“We look forward to applying for transfer to the Supreme Court so these issues of great public importance can be finally resolved to the benefit of all Missourians,” he said.

The case began in 2019, when Pedroli tried to use Sunshine Law to obtain records from lawmakers as part of an investigation into whether people were impersonating constituents in communications with lawmakers.

As part of its first business of the year in 2019, the House added a rule that “constituent case files,” defined to “include any correspondence, written or electronic, between a member and a constituent” could be kept from disclosure.

That rule was cited by the House as justification to redact email addresses, postal addresses and telephone numbers from records Pedroli requested. He sued in October 2019 under the name of the Sunshine and Government Accountability Project, an organization he founded.

He filed an amended complaint in February 2020, to substitute “Mark Pedroli as the plaintiff, Founder of the Sunshine and Government Accountability Project,” Sutton noted in Tuesday’s majority opinion.

But the original record request was from his firm, Pedroli Law, on behalf of unnamed clients, Sutton wrote. Because his law firm, and not Pedroli himself, was the “aggrieved person” given authority to sue, and he did not establish he was a “taxpayer to, or citizen of, this state” in his pleadings, Pedroli had no case to argue, Sutton wrote.

“Cases from our court have concluded that citizen and resident are not necessarily the same, particularly when the statute at issue specifies which is to be pled and proved for purposes of standing to bring a claim,” she wrote.

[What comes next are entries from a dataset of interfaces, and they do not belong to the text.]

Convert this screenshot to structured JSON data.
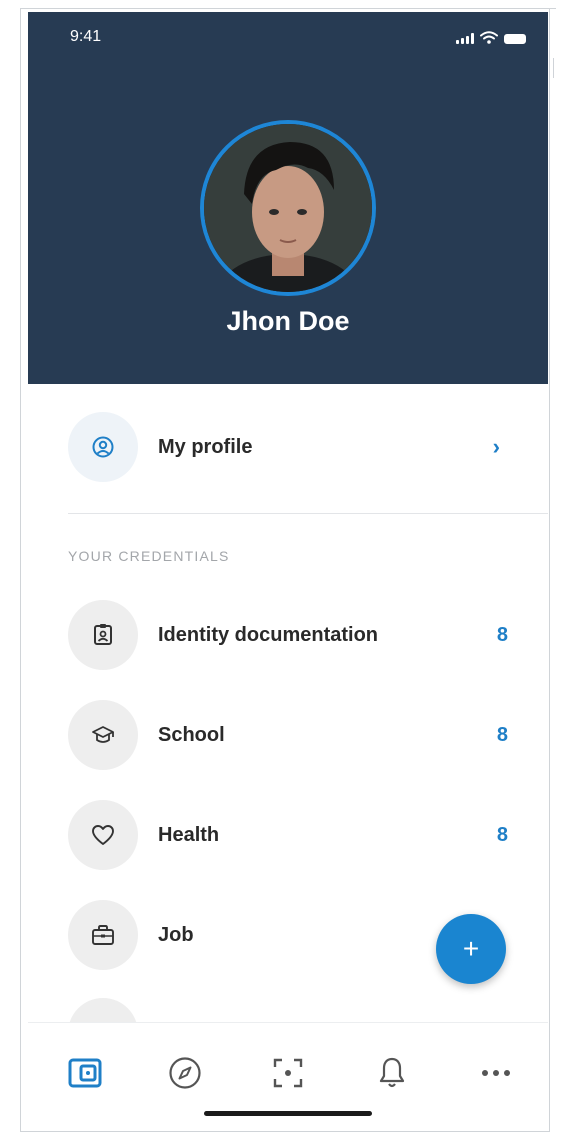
{
  "status_bar": {
    "time": "9:41"
  },
  "user": {
    "name": "Jhon Doe"
  },
  "profile_item": {
    "label": "My profile",
    "chevron": "›",
    "icon": "user-circle-icon"
  },
  "section_title": "YOUR CREDENTIALS",
  "credentials": [
    {
      "label": "Identity documentation",
      "count": "8",
      "icon": "id-card-icon"
    },
    {
      "label": "School",
      "count": "8",
      "icon": "graduation-cap-icon"
    },
    {
      "label": "Health",
      "count": "8",
      "icon": "heart-icon"
    },
    {
      "label": "Job",
      "count": "",
      "icon": "briefcase-icon"
    }
  ],
  "fab": {
    "label": "+"
  },
  "bottom_nav": [
    {
      "name": "wallet",
      "icon": "wallet-icon",
      "active": true
    },
    {
      "name": "explore",
      "icon": "compass-icon",
      "active": false
    },
    {
      "name": "scan",
      "icon": "scan-icon",
      "active": false
    },
    {
      "name": "notifications",
      "icon": "bell-icon",
      "active": false
    },
    {
      "name": "more",
      "icon": "more-icon",
      "active": false
    }
  ],
  "colors": {
    "header_bg": "#273b53",
    "accent": "#1f7fc7",
    "icon_bg": "#eeeeee"
  }
}
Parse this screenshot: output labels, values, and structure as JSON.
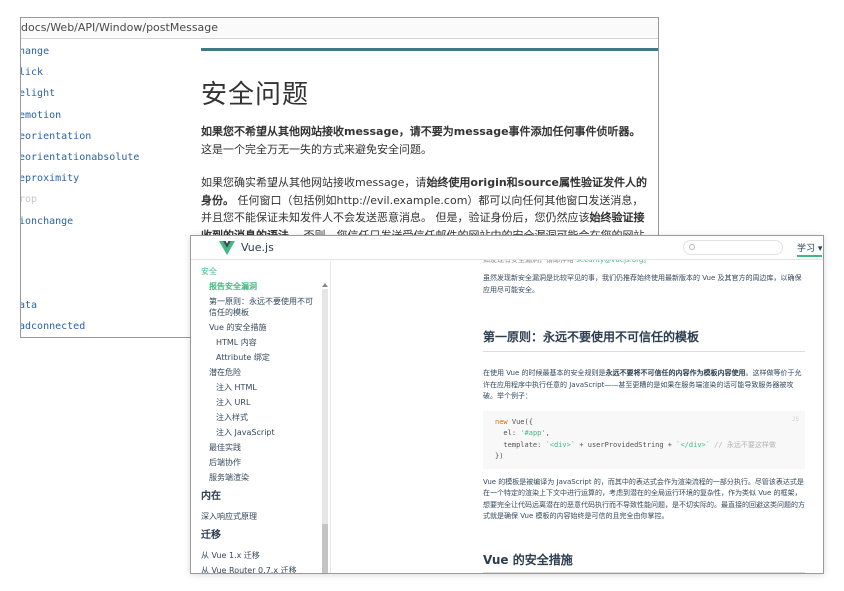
{
  "mdn": {
    "breadcrumb": "docs/Web/API/Window/postMessage",
    "sidebar_items": [
      "hange",
      "lick",
      "elight",
      "emotion",
      "eorientation",
      "eorientationabsolute",
      "eproximity",
      "rop",
      "ionchange",
      "",
      "",
      "",
      "ata",
      "adconnected"
    ],
    "heading": "安全问题",
    "para1_bold": "如果您不希望从其他网站接收message，请不要为message事件添加任何事件侦听器。",
    "para1_rest": " 这是一个完全万无一失的方式来避免安全问题。",
    "para2_start": "如果您确实希望从其他网站接收message，请",
    "para2_bold": "始终使用origin和source属性验证发件人的身份。",
    "para2_mid": " 任何窗口（包括例如http://evil.example.com）都可以向任何其他窗口发送消息，并且您不能保证未知发件人不会发送恶意消息。 但是，验证身份后，您仍然应该",
    "para2_bold2": "始终验证接收到的消息的语法",
    "para2_end": "。 否则，您信任只发送受信任邮件的网站中的安全漏洞可能会在您的网站中打开跨网站脚本"
  },
  "vue": {
    "brand": "Vue.js",
    "nav_learn": "学习 ▾",
    "sidebar": [
      {
        "text": "安全",
        "cls": "sec-green"
      },
      {
        "text": "报告安全漏洞",
        "cls": "l1 active"
      },
      {
        "text": "第一原则：永远不要使用不可信任的模板",
        "cls": "l1 wrap"
      },
      {
        "text": "Vue 的安全措施",
        "cls": "l1"
      },
      {
        "text": "HTML 内容",
        "cls": "l2"
      },
      {
        "text": "Attribute 绑定",
        "cls": "l2"
      },
      {
        "text": "潜在危险",
        "cls": "l1"
      },
      {
        "text": "注入 HTML",
        "cls": "l2"
      },
      {
        "text": "注入 URL",
        "cls": "l2"
      },
      {
        "text": "注入样式",
        "cls": "l2"
      },
      {
        "text": "注入 JavaScript",
        "cls": "l2"
      },
      {
        "text": "最佳实践",
        "cls": "l1"
      },
      {
        "text": "后端协作",
        "cls": "l1"
      },
      {
        "text": "服务端渲染",
        "cls": "l1"
      }
    ],
    "section_in": "内在",
    "item_reactivity": "深入响应式原理",
    "section_migration": "迁移",
    "item_migration_1": "从 Vue 1.x 迁移",
    "item_migration_2": "从 Vue Router 0.7.x 迁移",
    "top_line_a": "如发现有安全漏洞，请邮件给 ",
    "top_line_link": "security@vuejs.org",
    "top_line_b": "。",
    "para_rare": "虽然发现新安全漏洞是比较罕见的事，我们仍推荐始终使用最新版本的 Vue 及其官方的周边库，以确保应用尽可能安全。",
    "h2_first": "第一原则：永远不要使用不可信任的模板",
    "para_first_a": "在使用 Vue 的时候最基本的安全规则是",
    "para_first_bold": "永远不要将不可信任的内容作为模板内容使用",
    "para_first_b": "。这样做等价于允许在应用程序中执行任意的 JavaScript——甚至更糟的是如果在服务端渲染的话可能导致服务器被攻破。举个例子：",
    "code_lang": "JS",
    "code_line1_kw": "new",
    "code_line1_rest": " Vue({",
    "code_line2_a": "  el: ",
    "code_line2_str": "'#app'",
    "code_line2_b": ",",
    "code_line3_a": "  template: ",
    "code_line3_str1": "`<div>`",
    "code_line3_b": " + userProvidedString + ",
    "code_line3_str2": "`</div>`",
    "code_line3_cm": " // 永远不要这样做",
    "code_line4": "})",
    "para_template": "Vue 的模板是被编译为 JavaScript 的，而其中的表达式会作为渲染流程的一部分执行。尽管该表达式是在一个特定的渲染上下文中进行运算的，考虑到潜在的全局运行环境的复杂性，作为类似 Vue 的框架，想要完全让代码远离潜在的恶意代码执行而不导致性能问题，是不切实际的。最直接的回避这类问题的方式就是确保 Vue 模板的内容始终是可信的且完全由你掌控。",
    "h2_measures": "Vue 的安全措施"
  },
  "colors": {
    "vue_green": "#42b983",
    "mdn_link": "#2a62a6",
    "mdn_rule": "#3f7a82"
  }
}
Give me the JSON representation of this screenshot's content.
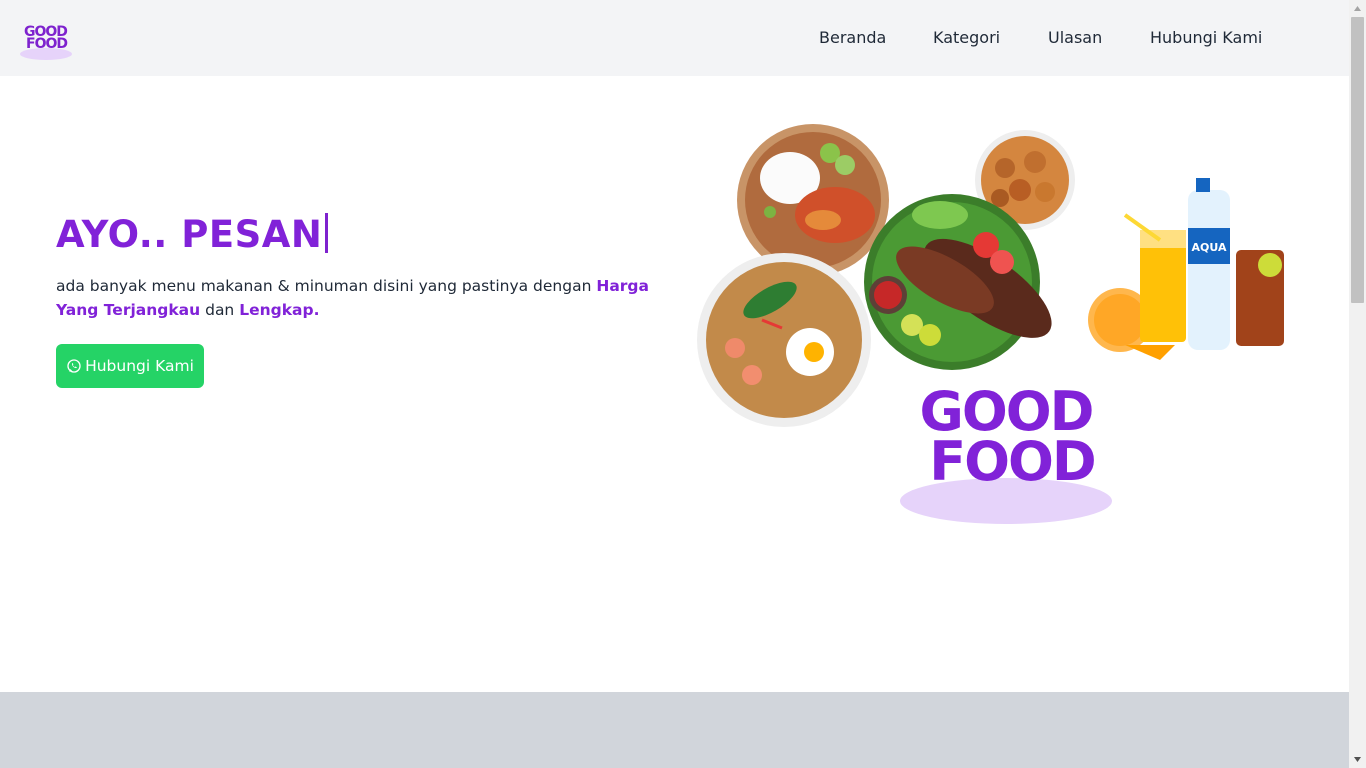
{
  "brand": {
    "logo_line1": "GOOD",
    "logo_line2": "FOOD"
  },
  "nav": {
    "items": [
      {
        "label": "Beranda"
      },
      {
        "label": "Kategori"
      },
      {
        "label": "Ulasan"
      },
      {
        "label": "Hubungi Kami"
      }
    ]
  },
  "hero": {
    "title": "AYO.. PESAN",
    "desc_part1": "ada banyak menu makanan & minuman disini yang pastinya dengan ",
    "desc_highlight1": "Harga Yang Terjangkau",
    "desc_part2": " dan ",
    "desc_highlight2": "Lengkap.",
    "cta_label": "Hubungi Kami",
    "illustration_logo_line1": "GOOD",
    "illustration_logo_line2": "FOOD",
    "bottle_label": "AQUA"
  },
  "colors": {
    "accent": "#8122d8",
    "cta": "#25d366",
    "navbar_bg": "#f3f4f6",
    "bottom_band": "#d1d5db"
  },
  "icons": {
    "cta_icon": "whatsapp-icon"
  }
}
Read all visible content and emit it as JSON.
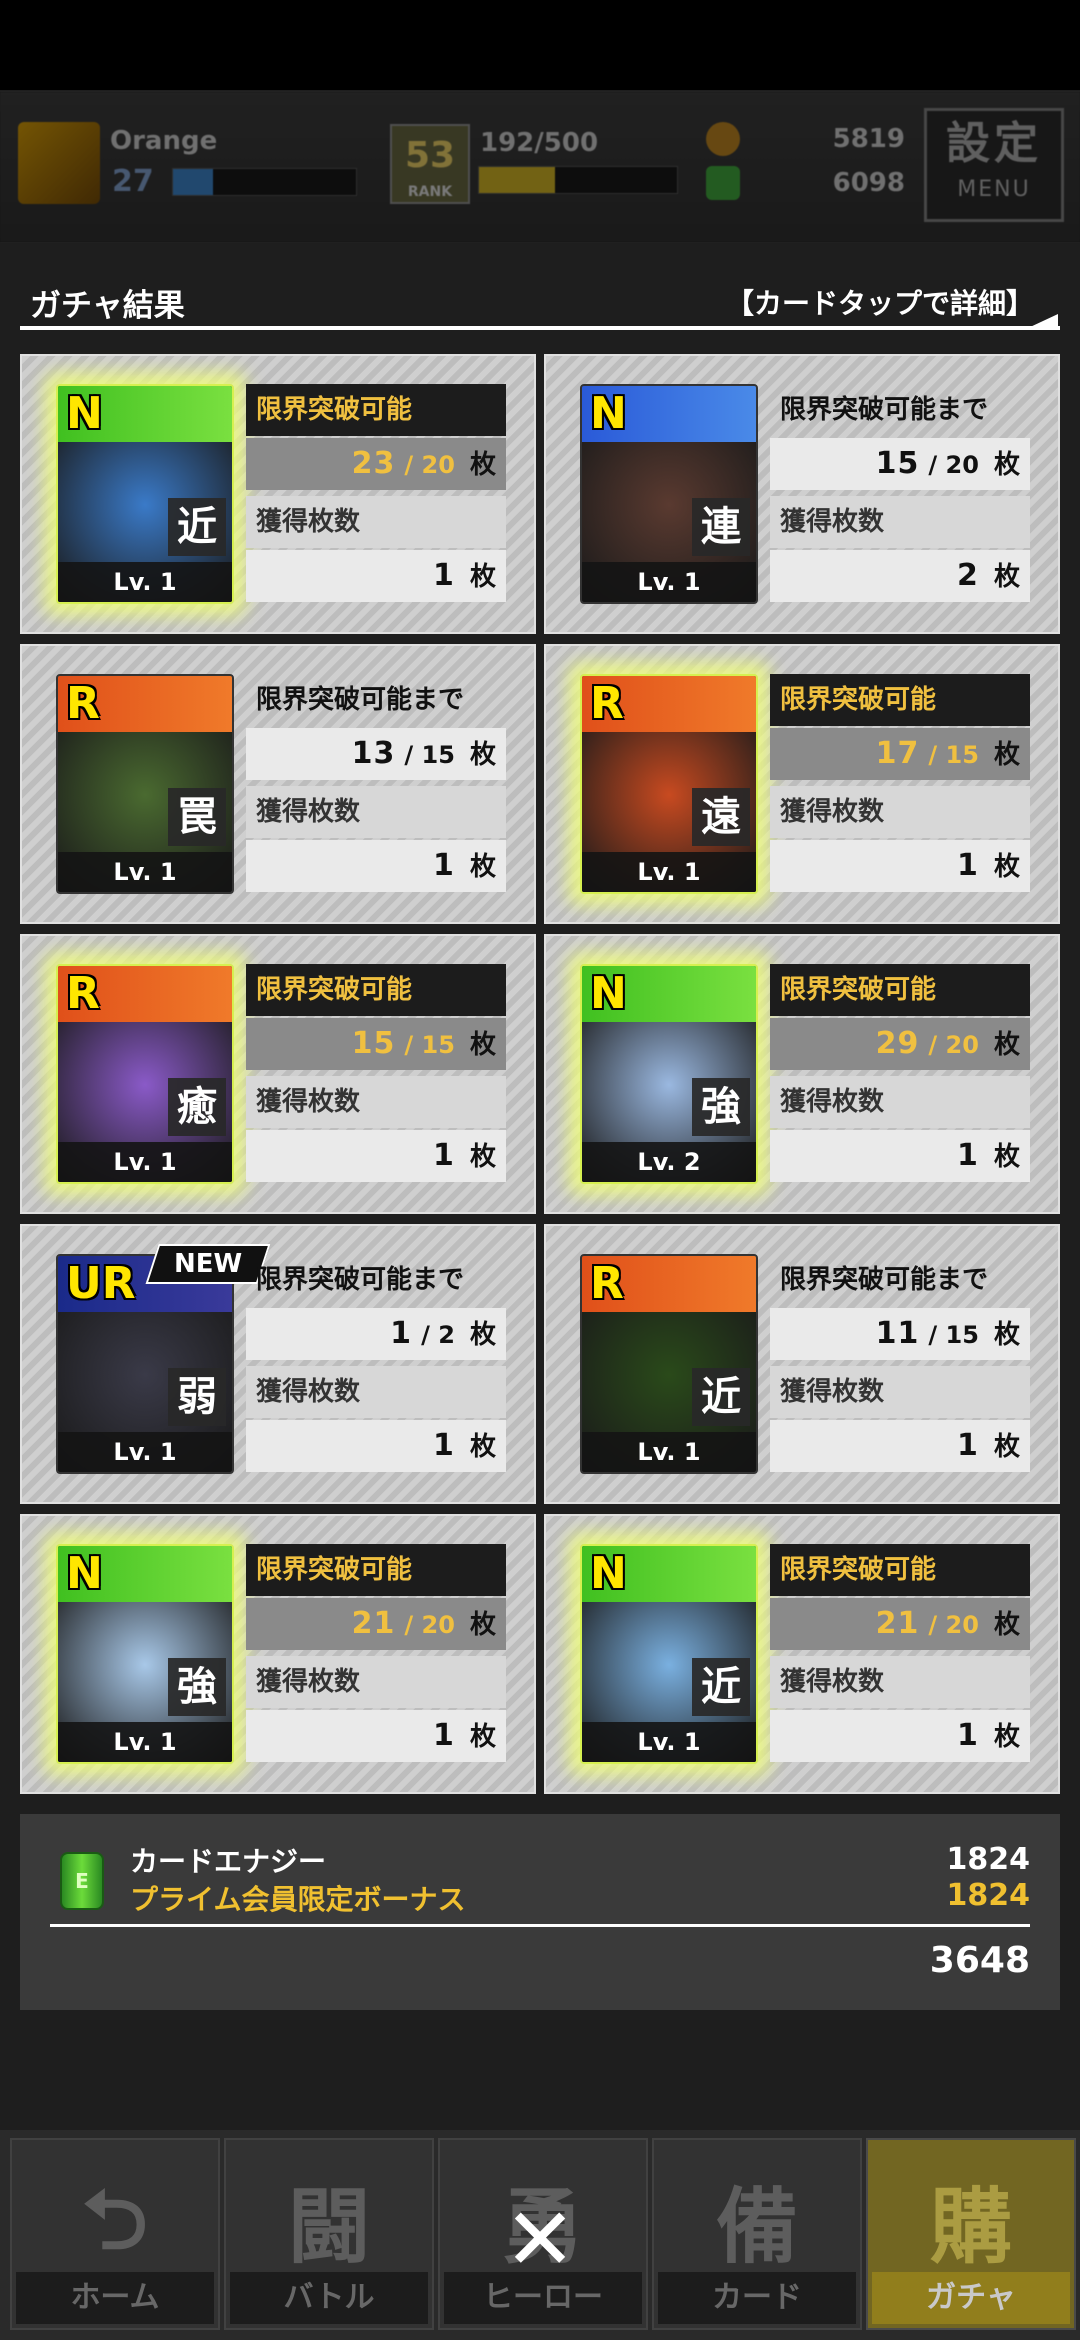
{
  "hud": {
    "player_name": "Orange",
    "player_level": "27",
    "rank_number": "53",
    "rank_label": "RANK",
    "exp": "192/500",
    "currency1": "5819",
    "currency2": "6098",
    "menu_kanji": "設定",
    "menu_label": "MENU",
    "lv_progress": 0.22,
    "exp_progress": 0.384
  },
  "header": {
    "title": "ガチャ結果",
    "hint": "【カードタップで詳細】"
  },
  "cards": [
    {
      "rarity": "N",
      "kanji": "近",
      "level": "Lv. 1",
      "status": "限界突破可能",
      "breakable": true,
      "have": "23",
      "need": "20",
      "unit": "枚",
      "obtained_label": "獲得枚数",
      "obtained": "1",
      "new": false,
      "bg": "#3a7ac8"
    },
    {
      "rarity": "N",
      "kanji": "連",
      "level": "Lv. 1",
      "status": "限界突破可能まで",
      "breakable": false,
      "have": "15",
      "need": "20",
      "unit": "枚",
      "obtained_label": "獲得枚数",
      "obtained": "2",
      "new": false,
      "bg": "#5a3a30"
    },
    {
      "rarity": "R",
      "kanji": "罠",
      "level": "Lv. 1",
      "status": "限界突破可能まで",
      "breakable": false,
      "have": "13",
      "need": "15",
      "unit": "枚",
      "obtained_label": "獲得枚数",
      "obtained": "1",
      "new": false,
      "bg": "#4a6a30"
    },
    {
      "rarity": "R",
      "kanji": "遠",
      "level": "Lv. 1",
      "status": "限界突破可能",
      "breakable": true,
      "have": "17",
      "need": "15",
      "unit": "枚",
      "obtained_label": "獲得枚数",
      "obtained": "1",
      "new": false,
      "bg": "#c84a20"
    },
    {
      "rarity": "R",
      "kanji": "癒",
      "level": "Lv. 1",
      "status": "限界突破可能",
      "breakable": true,
      "have": "15",
      "need": "15",
      "unit": "枚",
      "obtained_label": "獲得枚数",
      "obtained": "1",
      "new": false,
      "bg": "#8a5ac8"
    },
    {
      "rarity": "N",
      "kanji": "強",
      "level": "Lv. 2",
      "status": "限界突破可能",
      "breakable": true,
      "have": "29",
      "need": "20",
      "unit": "枚",
      "obtained_label": "獲得枚数",
      "obtained": "1",
      "new": false,
      "bg": "#9ab8e0"
    },
    {
      "rarity": "UR",
      "kanji": "弱",
      "level": "Lv. 1",
      "status": "限界突破可能まで",
      "breakable": false,
      "have": "1",
      "need": "2",
      "unit": "枚",
      "obtained_label": "獲得枚数",
      "obtained": "1",
      "new": true,
      "new_label": "NEW",
      "bg": "#3a3a48"
    },
    {
      "rarity": "R",
      "kanji": "近",
      "level": "Lv. 1",
      "status": "限界突破可能まで",
      "breakable": false,
      "have": "11",
      "need": "15",
      "unit": "枚",
      "obtained_label": "獲得枚数",
      "obtained": "1",
      "new": false,
      "bg": "#2a4a1a"
    },
    {
      "rarity": "N",
      "kanji": "強",
      "level": "Lv. 1",
      "status": "限界突破可能",
      "breakable": true,
      "have": "21",
      "need": "20",
      "unit": "枚",
      "obtained_label": "獲得枚数",
      "obtained": "1",
      "new": false,
      "bg": "#a8c8e8"
    },
    {
      "rarity": "N",
      "kanji": "近",
      "level": "Lv. 1",
      "status": "限界突破可能",
      "breakable": true,
      "have": "21",
      "need": "20",
      "unit": "枚",
      "obtained_label": "獲得枚数",
      "obtained": "1",
      "new": false,
      "bg": "#7ab0e0"
    }
  ],
  "energy": {
    "icon_text": "E",
    "label": "カードエナジー",
    "bonus_label": "プライム会員限定ボーナス",
    "value": "1824",
    "bonus_value": "1824",
    "total": "3648"
  },
  "nav": [
    {
      "label": "ホーム",
      "icon": "home-icon",
      "glyph": "⮌",
      "active": false
    },
    {
      "label": "バトル",
      "icon": "gamepad-icon",
      "glyph": "闘",
      "active": false
    },
    {
      "label": "ヒーロー",
      "icon": "hero-icon",
      "glyph": "勇",
      "active": false
    },
    {
      "label": "カード",
      "icon": "card-icon",
      "glyph": "備",
      "active": false
    },
    {
      "label": "ガチャ",
      "icon": "gacha-icon",
      "glyph": "購",
      "active": true
    }
  ],
  "close_glyph": "✕",
  "colors": {
    "accent": "#f0c040",
    "glow": "#e8ff6a",
    "active_tab": "#b49a18"
  }
}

No one who lacks standing in a case can be a party, the ruling states.

“Because of this, we in turn lack the authority to address the substantive issues presented, or to grant the appellate relief Pedroli requests,” Sutton wrote.

That reasoning, Ahuja wrote, is absurd.

Pedroli is a resident, operates his law firm in Missouri and is licensed to practice in the state, which is enough to conclude he is a citizen, Ahuja wrote.

His standing as a taxpayer to the state is also not open to question, he wrote.

“Unless he were a scofflaw, Pedroli would necessarily be paying taxes to the state as a Missouri resident, business owner, and worker,” Ahuja wrote.

The Sunshine Law states its provisions “shall be liberally construed” to promote openness, Ahuja wrote as he criticized the majority for its narrow ruling.

The courts give great deference to the Legislature on its operations, in most instances deferring when the question is not defined in law elsewhere. For most of the more than 50 years since the Sunshine Law was enacted, the General Assembly has argued it did not apply to legislative records.

But once a directive to follow the law was added to the constitutional article governing the General Assembly, lawmakers cannot modify it through a rule, Ahuja wrote.

“The House’s argument – that it retains rulemaking authority to exempt its records from the Sunshine Law, despite the people’s adoption of (the constitutional directive) – would render those constitutional amendments meaningless,” Ahuja wrote.

Rudi Keller covers the state budget, energy and state legislature as the Deputy Editor at The Missouri Independent.